Peter Crosland, Alan Simson, Ed Park, Gisele Bone
Stefanie Stead, Guy Denton, Jonathan Houndslow, Matthew Margetts
Members of the audience were then invited to share their thoughts on what a playful space means to them with some very interesting results!

Thanks to Stefanie Stead and the CIC Yorkshire and Humber committee for all their hard work in putting on a great day. Thanks also to Robin Jackson from the York Architectural Association for being photographer and IT whizz for the day.




Tuesday, 10 July 2012

Leeds Tower Works comes alive again

YORnet and RIBA Yorkshire invited architects and other young professionals to visit the newly completed first phase of the Tower Works renovation and redevelopment.

Tower Works is a former factory notable for its three listed towers that are a distinctive landmark on the Leeds skyline. The largest and most ornate tower (1899, by Bakewell) is based on Giotto's Campanile in Florence. The smaller ornate tower (1866, by Shaw) is styled after the Torre dei Lamberti in Verona. A third plain tower, is thought to represent a Tuscan tower house such as can be seen in San Gimignano.  

 
Bauman Lyons won a high profile competition in 2006 to redevelop the site and save the derelict listed towers. The completed buildings provide office space, start-up workshop units and cultural & community facilities in Holbeck Urban Village.

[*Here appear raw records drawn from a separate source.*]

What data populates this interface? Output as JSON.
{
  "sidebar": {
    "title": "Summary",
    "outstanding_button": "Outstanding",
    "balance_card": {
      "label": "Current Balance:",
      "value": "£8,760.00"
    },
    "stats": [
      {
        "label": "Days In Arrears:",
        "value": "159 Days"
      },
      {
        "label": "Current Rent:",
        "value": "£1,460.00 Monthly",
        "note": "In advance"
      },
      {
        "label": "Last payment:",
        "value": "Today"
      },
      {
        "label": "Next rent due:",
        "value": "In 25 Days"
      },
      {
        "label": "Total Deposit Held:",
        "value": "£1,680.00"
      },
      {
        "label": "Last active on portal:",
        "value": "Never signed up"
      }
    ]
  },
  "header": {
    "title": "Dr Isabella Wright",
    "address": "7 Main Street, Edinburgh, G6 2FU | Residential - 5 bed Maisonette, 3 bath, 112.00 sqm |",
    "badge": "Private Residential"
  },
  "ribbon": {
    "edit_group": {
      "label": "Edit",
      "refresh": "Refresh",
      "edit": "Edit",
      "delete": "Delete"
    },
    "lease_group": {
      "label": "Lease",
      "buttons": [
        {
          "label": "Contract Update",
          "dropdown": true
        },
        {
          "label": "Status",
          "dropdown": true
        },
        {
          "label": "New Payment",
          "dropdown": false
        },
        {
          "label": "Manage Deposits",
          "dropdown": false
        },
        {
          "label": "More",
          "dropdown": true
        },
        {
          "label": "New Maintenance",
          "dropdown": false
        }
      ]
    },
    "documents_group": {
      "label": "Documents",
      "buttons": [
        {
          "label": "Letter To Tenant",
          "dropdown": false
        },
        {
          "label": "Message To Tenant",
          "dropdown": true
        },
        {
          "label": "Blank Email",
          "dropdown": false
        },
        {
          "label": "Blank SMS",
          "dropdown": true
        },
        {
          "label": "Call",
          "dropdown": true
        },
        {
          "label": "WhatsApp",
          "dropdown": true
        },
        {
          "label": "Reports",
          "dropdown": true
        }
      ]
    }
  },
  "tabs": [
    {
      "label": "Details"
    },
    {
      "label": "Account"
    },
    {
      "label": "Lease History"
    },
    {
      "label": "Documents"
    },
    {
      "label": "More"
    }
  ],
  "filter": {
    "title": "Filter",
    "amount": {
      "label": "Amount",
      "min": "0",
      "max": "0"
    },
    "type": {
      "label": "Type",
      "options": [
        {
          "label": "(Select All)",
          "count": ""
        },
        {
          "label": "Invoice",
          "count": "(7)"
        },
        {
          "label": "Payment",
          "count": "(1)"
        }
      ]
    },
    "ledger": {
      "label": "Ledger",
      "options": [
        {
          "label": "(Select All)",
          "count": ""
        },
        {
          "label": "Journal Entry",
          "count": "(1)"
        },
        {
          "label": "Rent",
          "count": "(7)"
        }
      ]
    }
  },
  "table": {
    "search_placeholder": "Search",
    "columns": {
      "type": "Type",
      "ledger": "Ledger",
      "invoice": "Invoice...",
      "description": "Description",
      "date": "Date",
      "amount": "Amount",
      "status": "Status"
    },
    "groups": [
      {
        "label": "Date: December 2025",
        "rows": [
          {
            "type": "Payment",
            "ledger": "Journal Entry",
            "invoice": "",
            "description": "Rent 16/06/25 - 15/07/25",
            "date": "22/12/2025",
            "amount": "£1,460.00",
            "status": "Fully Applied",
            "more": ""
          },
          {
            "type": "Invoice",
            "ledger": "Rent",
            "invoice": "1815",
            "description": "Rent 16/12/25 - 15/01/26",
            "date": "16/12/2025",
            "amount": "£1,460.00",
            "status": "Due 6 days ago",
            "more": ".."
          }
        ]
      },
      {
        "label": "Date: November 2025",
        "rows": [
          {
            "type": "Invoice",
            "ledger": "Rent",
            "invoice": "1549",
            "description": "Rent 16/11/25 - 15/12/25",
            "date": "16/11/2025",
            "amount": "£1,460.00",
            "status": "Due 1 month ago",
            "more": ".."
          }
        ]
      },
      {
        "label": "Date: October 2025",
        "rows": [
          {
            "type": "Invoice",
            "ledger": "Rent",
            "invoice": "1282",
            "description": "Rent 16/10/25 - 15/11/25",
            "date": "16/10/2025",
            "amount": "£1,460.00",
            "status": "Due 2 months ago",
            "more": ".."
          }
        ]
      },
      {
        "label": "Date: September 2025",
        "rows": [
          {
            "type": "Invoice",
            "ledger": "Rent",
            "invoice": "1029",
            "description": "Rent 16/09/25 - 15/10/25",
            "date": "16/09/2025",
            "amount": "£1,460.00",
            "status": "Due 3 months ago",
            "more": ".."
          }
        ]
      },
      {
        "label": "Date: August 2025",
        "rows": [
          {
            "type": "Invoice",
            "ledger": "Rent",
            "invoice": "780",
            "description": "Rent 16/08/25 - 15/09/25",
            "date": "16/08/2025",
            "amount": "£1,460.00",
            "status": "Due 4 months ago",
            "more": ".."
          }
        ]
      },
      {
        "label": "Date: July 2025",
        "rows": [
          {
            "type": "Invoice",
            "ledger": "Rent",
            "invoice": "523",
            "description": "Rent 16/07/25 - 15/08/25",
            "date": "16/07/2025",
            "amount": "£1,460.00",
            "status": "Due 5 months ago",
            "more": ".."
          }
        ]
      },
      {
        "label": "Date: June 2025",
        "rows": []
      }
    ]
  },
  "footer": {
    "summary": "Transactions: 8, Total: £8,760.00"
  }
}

The evening started with an introduction to the project by Sam Wilson from Bauman Lyons Architects, Tom Hustler from Homes and Communities Agency who acquired the buildings from previous owners Yorkshire Forward and Creative Space Networks who are now managing the buildings in use.

Tower Works is a former factory notable for its three listed towers that are a distinctive landmark on the Leeds skyline. The largest and most ornate tower (1899, by Bakewell) is based on Giotto's Campanile in Florence. The smaller ornate tower (1866, by Shaw) is styled after the Torre dei Lamberti in Verona. A third plain tower, is thought to represent a Tuscan tower house such as can be seen in San Gimignano.

We then had the opportunity to walk round the buildings, and have a closer look at the playful interaction between new and old.



To find out about future building visits and events, please contact riba.yorkshire@riba.org or yorkshire@rtpi.org.uk.

YORnet is a multi-disciplinary network attached to Concourse (The Leeds Centre for Art, Architecture, Construction, Landscape, Planning and Urban Design) whose aim is to provide a forum within which young planners, architects, engineers, surveyors, landscape architects and other young professionals in the Yorkshire region can develop their interest in planning, regeneration and design and also socialise and share experiences.